━━━ RECORDS FOR PROCESSING
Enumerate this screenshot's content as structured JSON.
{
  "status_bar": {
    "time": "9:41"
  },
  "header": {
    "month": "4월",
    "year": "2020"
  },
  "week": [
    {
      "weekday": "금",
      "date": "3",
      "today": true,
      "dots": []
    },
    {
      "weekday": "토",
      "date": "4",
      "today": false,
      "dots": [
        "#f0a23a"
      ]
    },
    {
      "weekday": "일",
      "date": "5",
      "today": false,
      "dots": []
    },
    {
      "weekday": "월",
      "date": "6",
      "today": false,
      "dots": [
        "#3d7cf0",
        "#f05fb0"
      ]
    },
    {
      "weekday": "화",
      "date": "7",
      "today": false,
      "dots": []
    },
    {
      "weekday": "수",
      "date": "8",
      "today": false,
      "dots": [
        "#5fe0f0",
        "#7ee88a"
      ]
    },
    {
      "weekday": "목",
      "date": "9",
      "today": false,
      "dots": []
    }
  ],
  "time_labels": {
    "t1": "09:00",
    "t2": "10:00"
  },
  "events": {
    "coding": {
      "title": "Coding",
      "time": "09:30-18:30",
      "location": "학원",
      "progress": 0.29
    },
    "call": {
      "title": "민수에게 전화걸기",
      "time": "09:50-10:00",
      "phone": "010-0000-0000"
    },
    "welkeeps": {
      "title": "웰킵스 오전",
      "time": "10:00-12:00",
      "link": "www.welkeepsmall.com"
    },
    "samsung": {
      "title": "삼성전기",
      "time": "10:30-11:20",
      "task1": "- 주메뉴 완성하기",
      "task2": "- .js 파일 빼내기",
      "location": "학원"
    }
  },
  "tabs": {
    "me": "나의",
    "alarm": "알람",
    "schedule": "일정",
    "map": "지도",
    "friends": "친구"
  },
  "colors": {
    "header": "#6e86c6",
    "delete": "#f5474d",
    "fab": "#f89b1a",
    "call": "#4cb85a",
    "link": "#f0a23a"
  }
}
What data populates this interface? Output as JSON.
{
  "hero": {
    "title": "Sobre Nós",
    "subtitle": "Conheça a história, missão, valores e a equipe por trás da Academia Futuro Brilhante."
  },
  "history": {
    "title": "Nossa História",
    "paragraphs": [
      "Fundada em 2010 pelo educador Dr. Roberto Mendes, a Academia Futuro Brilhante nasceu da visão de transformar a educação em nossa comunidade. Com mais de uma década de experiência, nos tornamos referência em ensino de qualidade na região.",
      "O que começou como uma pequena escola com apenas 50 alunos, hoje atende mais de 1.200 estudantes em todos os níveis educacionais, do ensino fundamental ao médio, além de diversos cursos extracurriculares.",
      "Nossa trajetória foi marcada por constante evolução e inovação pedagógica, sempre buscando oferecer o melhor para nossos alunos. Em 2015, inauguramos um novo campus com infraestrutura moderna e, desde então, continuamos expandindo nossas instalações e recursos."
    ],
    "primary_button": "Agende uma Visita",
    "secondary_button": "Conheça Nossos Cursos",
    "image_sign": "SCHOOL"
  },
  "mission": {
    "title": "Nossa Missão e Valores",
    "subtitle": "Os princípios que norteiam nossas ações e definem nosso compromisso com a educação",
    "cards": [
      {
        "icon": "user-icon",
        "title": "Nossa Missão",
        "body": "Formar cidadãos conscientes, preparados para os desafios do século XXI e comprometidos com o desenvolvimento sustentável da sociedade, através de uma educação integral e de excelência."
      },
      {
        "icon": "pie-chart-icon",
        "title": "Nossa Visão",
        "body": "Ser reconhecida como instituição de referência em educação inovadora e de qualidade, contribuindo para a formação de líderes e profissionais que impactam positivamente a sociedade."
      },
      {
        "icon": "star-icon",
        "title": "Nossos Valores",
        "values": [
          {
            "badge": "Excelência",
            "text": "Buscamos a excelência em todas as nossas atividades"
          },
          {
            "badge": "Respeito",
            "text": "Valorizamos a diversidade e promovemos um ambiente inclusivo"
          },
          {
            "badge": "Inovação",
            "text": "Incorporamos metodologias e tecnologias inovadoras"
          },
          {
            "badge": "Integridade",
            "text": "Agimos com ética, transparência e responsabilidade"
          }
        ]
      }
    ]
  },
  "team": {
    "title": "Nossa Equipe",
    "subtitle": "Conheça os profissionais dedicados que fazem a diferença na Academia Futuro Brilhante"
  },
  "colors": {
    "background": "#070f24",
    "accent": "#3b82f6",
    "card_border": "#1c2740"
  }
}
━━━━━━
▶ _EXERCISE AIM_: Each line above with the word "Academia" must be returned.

▶ _OUTPUT_:
    "subtitle": "Conheça a história, missão, valores e a equipe por trás da Academia Futuro Brilhante."
      "Fundada em 2010 pelo educador Dr. Roberto Mendes, a Academia Futuro Brilhante nasceu da visão de transformar a educação em nossa comunidade. Com mais de uma década de experiência, nos tornamos referência em ensino de qualidade na região.",
    "subtitle": "Conheça os profissionais dedicados que fazem a diferença na Academia Futuro Brilhante"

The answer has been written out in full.